“I recognise that some forms of sexual crime remain under-reported and would urge victims to come forward so we can investigate and bring those responsible to justice.”

Other crimes

One murder was recorded in Fife in the third quarter of 2020/21 - three less than during the same period in 2019/20.

Despite this reduction, there were 194 more reports of common assaults and six more incidents of serious assault, with detection rates for both increasing by nearly six and five percent respectively.

The coronavirus restrictions in place throughout 2020 have resulted in large numbers of Fife’s population remaining at home and this has likely played a part in the fall of domestic housebreaking.

In Fife, all forms of housebreaking and attempted housebreaking - including the likes of sheds, businesses and garages - have reduced, with 171 fewer offences reported this year.
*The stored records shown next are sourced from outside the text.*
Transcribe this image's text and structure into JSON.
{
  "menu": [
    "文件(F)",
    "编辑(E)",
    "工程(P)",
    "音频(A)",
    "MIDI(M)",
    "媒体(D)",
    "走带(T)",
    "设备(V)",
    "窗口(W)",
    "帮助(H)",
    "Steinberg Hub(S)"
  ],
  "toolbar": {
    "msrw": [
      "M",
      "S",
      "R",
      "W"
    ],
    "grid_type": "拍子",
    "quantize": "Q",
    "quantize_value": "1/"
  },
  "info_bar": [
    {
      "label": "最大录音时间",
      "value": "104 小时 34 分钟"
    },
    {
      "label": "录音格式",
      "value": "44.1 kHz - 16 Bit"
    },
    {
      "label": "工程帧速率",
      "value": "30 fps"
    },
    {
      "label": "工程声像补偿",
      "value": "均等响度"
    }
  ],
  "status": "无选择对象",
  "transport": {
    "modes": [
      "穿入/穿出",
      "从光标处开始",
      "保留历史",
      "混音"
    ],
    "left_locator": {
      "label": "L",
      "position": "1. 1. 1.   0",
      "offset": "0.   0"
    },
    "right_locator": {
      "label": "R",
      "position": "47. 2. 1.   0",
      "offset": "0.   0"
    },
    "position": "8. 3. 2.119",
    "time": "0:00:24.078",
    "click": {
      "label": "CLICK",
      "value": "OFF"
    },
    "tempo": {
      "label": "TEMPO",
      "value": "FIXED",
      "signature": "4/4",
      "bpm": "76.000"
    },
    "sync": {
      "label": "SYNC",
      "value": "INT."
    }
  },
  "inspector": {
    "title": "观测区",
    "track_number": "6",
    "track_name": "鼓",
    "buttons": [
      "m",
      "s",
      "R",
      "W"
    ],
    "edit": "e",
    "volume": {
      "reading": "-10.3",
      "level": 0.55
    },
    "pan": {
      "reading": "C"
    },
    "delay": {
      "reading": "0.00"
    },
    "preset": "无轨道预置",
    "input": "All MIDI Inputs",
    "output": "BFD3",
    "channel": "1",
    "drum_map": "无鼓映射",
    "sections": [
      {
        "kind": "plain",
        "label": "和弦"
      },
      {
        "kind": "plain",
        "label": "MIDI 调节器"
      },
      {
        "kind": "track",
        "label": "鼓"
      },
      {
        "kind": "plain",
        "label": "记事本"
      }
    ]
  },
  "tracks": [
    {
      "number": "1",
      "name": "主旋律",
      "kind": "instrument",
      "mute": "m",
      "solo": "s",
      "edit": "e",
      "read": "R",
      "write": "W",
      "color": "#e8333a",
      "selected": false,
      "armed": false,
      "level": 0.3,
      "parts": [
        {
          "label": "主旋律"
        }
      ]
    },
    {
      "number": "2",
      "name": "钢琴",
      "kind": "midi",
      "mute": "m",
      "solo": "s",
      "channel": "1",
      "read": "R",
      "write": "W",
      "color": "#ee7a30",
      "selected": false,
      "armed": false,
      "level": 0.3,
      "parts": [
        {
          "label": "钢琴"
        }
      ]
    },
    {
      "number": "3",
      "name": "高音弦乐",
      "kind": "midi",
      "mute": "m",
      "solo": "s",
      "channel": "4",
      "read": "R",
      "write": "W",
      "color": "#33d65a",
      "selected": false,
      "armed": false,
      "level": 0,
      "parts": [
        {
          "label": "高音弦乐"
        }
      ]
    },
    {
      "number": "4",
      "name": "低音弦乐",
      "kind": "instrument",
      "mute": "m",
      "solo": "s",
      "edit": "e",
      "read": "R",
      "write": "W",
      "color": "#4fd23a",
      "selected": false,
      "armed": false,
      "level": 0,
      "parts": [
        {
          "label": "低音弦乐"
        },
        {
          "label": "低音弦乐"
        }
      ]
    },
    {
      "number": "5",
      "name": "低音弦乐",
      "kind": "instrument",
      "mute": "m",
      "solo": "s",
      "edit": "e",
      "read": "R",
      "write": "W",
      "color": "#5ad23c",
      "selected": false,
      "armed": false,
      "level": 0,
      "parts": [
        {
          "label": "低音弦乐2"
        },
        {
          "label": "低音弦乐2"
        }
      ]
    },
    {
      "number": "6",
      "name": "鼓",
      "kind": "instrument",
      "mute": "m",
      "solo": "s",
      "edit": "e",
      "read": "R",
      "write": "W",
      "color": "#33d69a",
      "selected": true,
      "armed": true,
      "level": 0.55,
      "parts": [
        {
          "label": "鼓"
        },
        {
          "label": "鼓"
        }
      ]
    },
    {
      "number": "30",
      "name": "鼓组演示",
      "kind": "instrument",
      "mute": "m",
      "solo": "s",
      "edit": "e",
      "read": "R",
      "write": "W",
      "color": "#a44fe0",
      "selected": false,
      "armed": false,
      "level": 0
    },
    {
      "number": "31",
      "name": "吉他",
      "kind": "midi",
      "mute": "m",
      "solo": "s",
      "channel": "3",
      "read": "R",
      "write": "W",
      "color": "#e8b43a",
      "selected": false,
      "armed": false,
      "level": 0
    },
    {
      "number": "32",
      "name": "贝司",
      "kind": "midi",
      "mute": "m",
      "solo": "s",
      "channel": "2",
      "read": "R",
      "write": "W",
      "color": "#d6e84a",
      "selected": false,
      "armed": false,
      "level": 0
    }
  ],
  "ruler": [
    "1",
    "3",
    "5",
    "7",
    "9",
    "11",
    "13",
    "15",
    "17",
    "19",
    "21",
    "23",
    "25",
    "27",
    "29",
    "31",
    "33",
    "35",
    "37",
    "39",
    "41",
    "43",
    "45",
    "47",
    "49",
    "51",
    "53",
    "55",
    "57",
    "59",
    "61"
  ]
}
But even with this reduction in reporting, the detection rate for domestic housebreaking has increased by nearly eight percent.

However, there has been a continued rise in fraud offences in Fife, mirroring a national trend linked to more people spending time at home and relying on technology.

Across Scotland, overall crimes are down but there have been notable rises in domestic abuse (1.8 percent), online child sexual abuse (13.4 percent) and fraud (43.4 percent).

Deputy Chief Constable Fiona Taylor said Police Scotland has seen a “shift to more serious offences and increasingly complex and resource-intensive investigations.”

In total, 5,947 more crimes of antisocial behaviour have been recorded in Fife division, significantly impacted by anti-social behaviour related calls linked to the ongoing pandemic.

The figures show there has also been a rise in fire-raising crime – from 84 to 123 incidents. However, detection rates have also risen by about 11 percentage points.

Nationally, there has been a large increase in the number of incidents about public nuisance - 56,900 to 123,900 incidents - over the nine month period, as well as a rise in neighbour disputes and noise complaints.

Road safety remains a priority and the number of casualties in Fife fell by 117, while there were also three fewer fatal collisions on the region’s roads, although there is a recognition that during periods of 2020 there were a lot less motor vehicles on the roads.

Chief Sup McEwan said: “Despite the ongoing coronavirus pandemic, the officers and staff within Fife Division have continued to work tirelessly to keep Fife a safe place to live, work and visit and I am encouraged by the reduction in various offences we’ve observed.

“Where crimes have been reported though, in particular surrounding crimes of violence and domestic housebreaking, Fife Division are highly successful at apprehending those responsible.

“It is too early to assess the full impact COVID-19 has had on recorded crime and we must not become complacent in our efforts to reduce crime within the Kingdom further.

“DCC Fiona Taylor has stated that policing must continue to enhance our specialist capacity and capability to protect the people of Scotland from threat, harm and risk in the public, private and virtual spaces. Despite our reductions in certain online sexual crimes, I want to make it clear that we are committed to doing more.

“I also welcome our reduction in road casualties and the fall in serious motoring offences such as drink driving and speeding. I hope to see continued success in this area and remind the public that they should never risk getting behind the wheel while under the influence.”